Theoretically, ladies mantle should be avoided in patients taking anti-coagulation (blood thinning) herbs or supplements. Ladies mantle may decrease the efficacy of these agents due to its proposed coagulation (blood clotting) effects.
Ladies mantle contains tannins, which may reduce the absorption of iron supplements.
Ladies mantle has been shown to have a weak mutagenic effect (cause changes in the DNA of cells) on bacteria and it is proposed that the constituent quercetin is the cause of the mutagenic activity. Taking both quercetin and ladies mantle may increase this effect.
This information is based on a systematic review of scientific literature edited and peer-reviewed by contributors to the Natural Standard Research Collaboration (www.naturalstandard.com).
Natural Standard developed the above evidence-based information based on a thorough systematic review of the available scientific articles. For comprehensive information about alternative and complementary therapies on the professional level, go to www.naturalstandard.com. Selected references are listed below.
Fraisse D, Carnat A, Carnat AP, et al. [Standardization of the aerial parts of Alchemilla]. Ann.Pharm Fr. 1999;57(5):401-405. View Abstract
Nihoul-Ghenne L. [Presence of Alchemilla alpina L. together with Alchemilla vulgaris L. in a tea for high blood pressure.]. J Pharm Belg. 1950;5(11-12):335-338. View Abstract

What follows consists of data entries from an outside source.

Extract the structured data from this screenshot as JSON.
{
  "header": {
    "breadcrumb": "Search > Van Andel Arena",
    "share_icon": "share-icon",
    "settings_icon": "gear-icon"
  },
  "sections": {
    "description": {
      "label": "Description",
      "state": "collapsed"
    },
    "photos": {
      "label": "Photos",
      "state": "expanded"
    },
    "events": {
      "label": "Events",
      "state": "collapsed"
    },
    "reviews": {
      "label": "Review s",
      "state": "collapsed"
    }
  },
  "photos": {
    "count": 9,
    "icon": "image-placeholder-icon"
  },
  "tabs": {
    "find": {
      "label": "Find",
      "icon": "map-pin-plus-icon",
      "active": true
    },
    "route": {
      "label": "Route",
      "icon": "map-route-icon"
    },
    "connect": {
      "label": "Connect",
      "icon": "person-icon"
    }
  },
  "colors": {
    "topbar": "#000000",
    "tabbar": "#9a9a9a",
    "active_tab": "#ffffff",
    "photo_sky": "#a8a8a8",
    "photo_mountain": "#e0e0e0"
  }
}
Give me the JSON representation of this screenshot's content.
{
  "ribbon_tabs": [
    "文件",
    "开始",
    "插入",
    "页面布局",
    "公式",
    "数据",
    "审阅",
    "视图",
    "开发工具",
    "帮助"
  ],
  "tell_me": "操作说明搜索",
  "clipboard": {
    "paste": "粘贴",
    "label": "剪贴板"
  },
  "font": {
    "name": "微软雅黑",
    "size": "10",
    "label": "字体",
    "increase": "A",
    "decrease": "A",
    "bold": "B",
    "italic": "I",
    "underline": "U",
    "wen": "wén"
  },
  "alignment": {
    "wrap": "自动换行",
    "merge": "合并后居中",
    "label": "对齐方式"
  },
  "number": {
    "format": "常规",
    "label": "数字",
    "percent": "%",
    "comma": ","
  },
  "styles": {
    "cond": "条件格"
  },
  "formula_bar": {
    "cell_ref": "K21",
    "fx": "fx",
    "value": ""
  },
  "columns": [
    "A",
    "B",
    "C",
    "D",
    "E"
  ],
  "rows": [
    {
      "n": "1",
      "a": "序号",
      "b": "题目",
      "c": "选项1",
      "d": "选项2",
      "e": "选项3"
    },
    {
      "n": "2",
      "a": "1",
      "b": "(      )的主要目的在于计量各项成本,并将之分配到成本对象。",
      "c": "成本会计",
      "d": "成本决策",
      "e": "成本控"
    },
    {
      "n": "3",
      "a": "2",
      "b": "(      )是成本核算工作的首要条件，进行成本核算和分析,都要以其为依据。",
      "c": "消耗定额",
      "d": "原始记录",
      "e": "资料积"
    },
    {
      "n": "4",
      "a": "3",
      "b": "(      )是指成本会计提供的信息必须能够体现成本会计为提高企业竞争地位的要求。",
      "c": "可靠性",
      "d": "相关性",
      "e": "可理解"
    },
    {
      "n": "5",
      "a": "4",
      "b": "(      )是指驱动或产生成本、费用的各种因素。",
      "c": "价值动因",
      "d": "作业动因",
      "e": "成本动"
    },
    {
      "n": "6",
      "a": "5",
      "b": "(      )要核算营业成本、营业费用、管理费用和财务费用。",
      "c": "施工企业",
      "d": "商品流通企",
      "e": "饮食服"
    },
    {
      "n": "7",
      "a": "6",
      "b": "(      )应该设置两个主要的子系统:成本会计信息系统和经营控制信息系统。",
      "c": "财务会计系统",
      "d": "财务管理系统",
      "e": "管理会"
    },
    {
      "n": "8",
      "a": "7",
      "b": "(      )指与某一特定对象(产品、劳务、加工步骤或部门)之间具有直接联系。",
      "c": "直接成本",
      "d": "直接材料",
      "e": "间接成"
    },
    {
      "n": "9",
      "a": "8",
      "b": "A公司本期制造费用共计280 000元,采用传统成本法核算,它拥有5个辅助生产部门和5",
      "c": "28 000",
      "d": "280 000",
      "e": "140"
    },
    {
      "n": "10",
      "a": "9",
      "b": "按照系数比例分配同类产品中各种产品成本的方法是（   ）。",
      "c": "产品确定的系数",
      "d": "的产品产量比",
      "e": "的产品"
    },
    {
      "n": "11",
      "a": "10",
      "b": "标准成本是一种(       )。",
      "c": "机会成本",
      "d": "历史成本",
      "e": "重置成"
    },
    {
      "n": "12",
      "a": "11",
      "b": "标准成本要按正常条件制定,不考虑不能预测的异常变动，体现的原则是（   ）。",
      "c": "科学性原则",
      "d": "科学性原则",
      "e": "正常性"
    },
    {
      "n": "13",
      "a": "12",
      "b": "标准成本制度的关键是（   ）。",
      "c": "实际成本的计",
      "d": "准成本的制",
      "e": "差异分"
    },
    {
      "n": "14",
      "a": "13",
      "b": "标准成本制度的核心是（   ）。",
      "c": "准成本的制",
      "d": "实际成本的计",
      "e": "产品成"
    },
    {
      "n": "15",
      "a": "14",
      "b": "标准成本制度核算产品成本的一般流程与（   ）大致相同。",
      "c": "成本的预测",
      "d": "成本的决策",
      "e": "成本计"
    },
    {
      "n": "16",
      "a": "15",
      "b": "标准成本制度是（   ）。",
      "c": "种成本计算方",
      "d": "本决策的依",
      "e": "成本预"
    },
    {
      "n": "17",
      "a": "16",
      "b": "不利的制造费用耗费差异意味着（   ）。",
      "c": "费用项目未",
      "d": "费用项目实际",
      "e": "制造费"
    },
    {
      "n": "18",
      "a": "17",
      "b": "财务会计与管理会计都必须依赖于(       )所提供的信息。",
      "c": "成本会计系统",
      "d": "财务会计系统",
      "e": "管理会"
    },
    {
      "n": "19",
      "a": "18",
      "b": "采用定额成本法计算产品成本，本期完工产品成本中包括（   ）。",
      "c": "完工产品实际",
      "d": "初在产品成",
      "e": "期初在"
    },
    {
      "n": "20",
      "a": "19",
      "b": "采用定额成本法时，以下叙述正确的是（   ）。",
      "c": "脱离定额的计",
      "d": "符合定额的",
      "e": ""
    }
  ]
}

Schimmer O, Hafele F, Kruger A. The mutagenic potencies of plant extracts containing quercetin in Salmonella typhimurium TA98 and TA100. Mutat.Res 1988;206(2):201-208. View Abstract
Schimmer O, Kruger A, Paulini H, et al. An evaluation of 55 commercial plant extracts in the Ames mutagenicity test. Pharmazie 1994;49(6):448-451. View Abstract
Swanston-Flatt SK, Day C, Bailey CJ, et al. Traditional plant treatments for diabetes. Studies in normal and streptozotocin diabetic mice. Diabetologia 1990;33(8):462-464. View Abstract
Copyright © 2013 Natural Standard (www.naturalstandard.com)
The information in this monograph is intended for informational purposes only, and is meant to help users better understand health concerns. Information is based on review of scientific research data, historical practice patterns, and clinical experience. This information should not be interpreted as specific medical advice. Users should consult with a qualified healthcare provider for specific questions regarding therapies, diagnosis and/or health conditions, prior to making therapeutic decisions.
March 22, 2017